• Work instructions:
Report each line from the records where the string "badge" turns up.

Data to process below:

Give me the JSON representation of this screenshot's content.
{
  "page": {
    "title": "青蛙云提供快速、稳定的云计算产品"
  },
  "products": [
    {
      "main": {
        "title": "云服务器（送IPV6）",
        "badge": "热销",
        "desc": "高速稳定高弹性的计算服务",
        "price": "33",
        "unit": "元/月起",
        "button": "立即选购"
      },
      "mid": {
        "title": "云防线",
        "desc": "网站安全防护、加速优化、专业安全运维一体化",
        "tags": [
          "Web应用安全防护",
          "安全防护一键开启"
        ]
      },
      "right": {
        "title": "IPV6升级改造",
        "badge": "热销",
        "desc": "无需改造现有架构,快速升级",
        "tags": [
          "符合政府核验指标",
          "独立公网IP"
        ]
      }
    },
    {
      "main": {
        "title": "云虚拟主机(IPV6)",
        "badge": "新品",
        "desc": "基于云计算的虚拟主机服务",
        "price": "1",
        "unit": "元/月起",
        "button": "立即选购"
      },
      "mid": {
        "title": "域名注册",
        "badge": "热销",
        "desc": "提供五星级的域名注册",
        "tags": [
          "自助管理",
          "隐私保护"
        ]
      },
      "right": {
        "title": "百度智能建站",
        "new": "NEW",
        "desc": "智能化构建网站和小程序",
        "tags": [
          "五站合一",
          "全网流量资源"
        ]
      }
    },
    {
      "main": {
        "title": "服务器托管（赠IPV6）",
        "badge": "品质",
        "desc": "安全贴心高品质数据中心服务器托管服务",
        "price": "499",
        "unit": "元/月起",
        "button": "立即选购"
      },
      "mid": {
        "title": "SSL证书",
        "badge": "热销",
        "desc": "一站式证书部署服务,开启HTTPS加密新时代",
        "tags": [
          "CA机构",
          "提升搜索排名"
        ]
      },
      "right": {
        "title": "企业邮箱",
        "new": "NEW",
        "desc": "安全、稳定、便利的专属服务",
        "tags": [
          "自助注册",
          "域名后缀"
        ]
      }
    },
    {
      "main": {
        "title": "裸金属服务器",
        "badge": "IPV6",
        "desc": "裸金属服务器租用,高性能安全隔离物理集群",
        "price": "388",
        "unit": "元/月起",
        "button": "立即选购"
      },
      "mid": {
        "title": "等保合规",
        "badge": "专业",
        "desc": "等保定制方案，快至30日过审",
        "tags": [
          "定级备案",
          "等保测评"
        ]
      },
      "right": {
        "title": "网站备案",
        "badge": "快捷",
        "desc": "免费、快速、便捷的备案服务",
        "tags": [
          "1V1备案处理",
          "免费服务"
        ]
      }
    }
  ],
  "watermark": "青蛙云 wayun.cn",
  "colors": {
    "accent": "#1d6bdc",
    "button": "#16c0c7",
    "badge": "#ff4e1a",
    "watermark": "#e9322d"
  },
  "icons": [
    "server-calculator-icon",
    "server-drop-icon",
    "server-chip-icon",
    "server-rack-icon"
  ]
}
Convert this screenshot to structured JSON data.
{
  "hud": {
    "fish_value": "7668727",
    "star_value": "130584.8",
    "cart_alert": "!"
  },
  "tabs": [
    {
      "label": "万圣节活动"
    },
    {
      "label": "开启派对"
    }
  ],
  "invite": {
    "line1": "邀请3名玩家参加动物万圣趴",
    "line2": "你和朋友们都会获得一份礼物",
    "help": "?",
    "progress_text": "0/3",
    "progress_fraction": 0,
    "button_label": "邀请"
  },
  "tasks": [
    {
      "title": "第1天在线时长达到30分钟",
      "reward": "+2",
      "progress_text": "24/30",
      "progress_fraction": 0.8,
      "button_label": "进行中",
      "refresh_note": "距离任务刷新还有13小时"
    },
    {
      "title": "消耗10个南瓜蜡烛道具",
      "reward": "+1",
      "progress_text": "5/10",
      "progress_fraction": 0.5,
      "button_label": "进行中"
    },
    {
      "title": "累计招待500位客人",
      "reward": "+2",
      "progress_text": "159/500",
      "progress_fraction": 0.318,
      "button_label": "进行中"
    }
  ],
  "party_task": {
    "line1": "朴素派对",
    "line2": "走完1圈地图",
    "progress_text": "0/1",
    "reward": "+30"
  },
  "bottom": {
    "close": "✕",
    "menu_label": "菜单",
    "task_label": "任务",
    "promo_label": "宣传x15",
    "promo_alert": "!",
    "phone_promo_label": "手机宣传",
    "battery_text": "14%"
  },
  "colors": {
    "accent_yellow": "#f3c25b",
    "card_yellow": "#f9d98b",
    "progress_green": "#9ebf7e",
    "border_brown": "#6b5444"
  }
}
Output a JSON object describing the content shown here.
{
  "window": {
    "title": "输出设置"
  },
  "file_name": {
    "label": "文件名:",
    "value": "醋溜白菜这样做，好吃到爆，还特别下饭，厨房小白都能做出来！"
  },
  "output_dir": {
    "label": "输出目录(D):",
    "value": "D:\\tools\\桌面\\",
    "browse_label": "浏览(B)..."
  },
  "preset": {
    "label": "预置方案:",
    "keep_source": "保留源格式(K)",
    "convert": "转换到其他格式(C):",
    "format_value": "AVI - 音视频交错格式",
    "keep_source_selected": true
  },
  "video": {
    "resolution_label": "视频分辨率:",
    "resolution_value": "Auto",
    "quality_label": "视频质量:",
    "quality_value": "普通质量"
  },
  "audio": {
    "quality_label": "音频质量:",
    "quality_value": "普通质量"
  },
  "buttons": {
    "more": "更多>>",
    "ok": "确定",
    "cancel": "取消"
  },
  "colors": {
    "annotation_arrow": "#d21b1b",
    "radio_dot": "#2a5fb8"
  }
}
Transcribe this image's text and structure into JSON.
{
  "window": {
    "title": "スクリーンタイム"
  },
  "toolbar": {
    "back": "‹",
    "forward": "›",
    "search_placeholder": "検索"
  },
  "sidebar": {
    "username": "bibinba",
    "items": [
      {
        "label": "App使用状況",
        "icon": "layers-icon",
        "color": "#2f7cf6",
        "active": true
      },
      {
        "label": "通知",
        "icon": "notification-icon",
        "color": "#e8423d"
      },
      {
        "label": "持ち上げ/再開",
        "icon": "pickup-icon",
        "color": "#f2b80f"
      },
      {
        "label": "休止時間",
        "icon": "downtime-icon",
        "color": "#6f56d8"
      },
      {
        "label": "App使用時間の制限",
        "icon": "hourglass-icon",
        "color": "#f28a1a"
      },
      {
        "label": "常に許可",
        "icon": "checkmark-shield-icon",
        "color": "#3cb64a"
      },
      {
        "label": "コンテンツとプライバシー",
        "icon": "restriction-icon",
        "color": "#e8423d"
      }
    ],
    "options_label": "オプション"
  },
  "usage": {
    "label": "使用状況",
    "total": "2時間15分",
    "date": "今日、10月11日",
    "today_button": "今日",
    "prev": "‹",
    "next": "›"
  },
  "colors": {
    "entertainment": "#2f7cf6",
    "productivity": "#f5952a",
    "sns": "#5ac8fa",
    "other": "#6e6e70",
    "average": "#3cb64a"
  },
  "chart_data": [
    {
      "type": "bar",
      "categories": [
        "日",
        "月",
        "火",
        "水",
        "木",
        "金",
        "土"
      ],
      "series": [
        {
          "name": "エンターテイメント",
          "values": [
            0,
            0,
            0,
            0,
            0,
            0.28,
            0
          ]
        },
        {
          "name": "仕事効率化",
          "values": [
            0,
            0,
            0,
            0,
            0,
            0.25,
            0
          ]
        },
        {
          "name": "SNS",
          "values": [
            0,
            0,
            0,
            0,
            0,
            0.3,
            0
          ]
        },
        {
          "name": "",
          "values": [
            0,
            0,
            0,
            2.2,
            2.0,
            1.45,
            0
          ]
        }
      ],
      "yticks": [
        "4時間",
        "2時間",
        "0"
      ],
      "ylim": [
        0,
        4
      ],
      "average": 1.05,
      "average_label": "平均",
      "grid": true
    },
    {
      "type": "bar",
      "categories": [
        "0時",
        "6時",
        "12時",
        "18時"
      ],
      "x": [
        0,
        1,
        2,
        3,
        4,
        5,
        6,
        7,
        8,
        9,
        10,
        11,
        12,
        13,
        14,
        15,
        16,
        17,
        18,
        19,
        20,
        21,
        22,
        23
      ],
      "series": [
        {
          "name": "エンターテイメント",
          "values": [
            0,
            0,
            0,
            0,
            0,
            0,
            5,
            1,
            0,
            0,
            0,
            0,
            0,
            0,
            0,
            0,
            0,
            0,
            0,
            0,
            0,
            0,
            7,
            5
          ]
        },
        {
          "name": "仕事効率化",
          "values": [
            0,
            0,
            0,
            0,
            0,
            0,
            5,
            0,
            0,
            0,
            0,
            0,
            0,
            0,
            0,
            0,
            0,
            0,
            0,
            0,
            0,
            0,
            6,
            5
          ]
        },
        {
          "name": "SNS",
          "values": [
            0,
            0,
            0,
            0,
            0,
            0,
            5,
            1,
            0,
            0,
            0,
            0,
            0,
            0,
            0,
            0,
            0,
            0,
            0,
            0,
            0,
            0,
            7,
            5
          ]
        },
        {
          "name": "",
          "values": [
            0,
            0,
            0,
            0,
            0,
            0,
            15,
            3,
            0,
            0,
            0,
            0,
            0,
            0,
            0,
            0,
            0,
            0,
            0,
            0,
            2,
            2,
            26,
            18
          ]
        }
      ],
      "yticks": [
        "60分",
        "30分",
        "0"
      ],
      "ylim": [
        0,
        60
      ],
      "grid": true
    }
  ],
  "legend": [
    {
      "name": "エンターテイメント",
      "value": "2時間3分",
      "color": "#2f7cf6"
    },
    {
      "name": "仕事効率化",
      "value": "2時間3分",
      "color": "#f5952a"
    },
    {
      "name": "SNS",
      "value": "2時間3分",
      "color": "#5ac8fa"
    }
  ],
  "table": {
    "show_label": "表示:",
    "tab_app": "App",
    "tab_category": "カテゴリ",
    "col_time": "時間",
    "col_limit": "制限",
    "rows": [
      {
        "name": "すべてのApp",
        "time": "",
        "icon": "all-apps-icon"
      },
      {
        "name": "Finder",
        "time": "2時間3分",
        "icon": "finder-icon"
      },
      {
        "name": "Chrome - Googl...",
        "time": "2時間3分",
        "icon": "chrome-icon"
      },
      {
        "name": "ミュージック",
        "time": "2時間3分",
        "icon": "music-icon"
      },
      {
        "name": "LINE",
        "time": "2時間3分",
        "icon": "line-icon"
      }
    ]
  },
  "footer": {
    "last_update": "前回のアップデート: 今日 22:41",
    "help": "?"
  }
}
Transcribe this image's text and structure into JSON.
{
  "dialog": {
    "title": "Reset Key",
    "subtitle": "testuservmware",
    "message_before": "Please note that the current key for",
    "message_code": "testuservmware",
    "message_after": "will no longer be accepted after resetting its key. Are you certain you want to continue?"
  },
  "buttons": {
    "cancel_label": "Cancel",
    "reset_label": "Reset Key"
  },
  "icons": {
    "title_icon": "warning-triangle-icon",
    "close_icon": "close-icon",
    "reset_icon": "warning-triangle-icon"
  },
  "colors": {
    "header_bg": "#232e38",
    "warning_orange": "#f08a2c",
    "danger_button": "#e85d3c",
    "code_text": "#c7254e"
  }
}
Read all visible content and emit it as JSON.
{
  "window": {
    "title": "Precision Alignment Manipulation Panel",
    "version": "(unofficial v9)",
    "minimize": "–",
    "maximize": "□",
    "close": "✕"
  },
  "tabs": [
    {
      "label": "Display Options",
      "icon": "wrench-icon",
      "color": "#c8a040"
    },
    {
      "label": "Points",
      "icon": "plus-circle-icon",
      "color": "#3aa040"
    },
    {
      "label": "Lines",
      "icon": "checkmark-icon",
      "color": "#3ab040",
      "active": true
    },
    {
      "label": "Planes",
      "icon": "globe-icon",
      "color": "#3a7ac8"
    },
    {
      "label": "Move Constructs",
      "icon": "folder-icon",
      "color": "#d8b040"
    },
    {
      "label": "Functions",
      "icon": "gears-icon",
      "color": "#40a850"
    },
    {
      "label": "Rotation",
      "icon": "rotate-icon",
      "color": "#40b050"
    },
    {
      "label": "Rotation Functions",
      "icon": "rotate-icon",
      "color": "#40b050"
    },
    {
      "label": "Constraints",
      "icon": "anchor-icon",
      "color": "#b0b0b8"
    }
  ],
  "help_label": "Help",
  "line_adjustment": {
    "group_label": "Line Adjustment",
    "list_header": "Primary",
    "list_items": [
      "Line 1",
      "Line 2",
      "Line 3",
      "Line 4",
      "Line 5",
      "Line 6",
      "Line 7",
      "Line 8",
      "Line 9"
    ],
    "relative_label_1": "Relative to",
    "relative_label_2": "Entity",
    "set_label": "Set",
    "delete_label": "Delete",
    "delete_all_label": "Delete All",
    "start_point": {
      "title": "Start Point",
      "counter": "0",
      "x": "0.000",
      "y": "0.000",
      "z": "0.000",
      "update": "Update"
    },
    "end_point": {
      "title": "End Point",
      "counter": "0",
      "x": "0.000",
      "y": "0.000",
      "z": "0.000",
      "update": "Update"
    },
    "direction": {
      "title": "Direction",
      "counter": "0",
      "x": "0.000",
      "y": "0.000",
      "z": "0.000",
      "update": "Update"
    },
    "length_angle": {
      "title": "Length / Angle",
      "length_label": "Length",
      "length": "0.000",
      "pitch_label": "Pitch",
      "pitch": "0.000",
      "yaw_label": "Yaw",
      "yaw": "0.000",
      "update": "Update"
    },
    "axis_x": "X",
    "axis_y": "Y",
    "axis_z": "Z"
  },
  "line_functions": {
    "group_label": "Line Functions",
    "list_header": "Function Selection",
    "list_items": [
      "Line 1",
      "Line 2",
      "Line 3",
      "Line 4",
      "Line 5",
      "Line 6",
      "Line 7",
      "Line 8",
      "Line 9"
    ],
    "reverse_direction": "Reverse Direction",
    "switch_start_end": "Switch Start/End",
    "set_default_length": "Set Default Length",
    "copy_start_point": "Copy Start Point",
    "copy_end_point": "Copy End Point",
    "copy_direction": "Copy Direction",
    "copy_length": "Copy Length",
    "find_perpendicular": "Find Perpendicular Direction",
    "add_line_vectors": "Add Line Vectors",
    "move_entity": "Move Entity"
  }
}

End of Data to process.

• Result for this task:
        "badge": "热销",
        "badge": "热销",
        "badge": "新品",
        "badge": "热销",
        "badge": "品质",
        "badge": "热销",
        "badge": "IPV6",
        "badge": "专业",
        "badge": "快捷",
    "badge": "#ff4e1a",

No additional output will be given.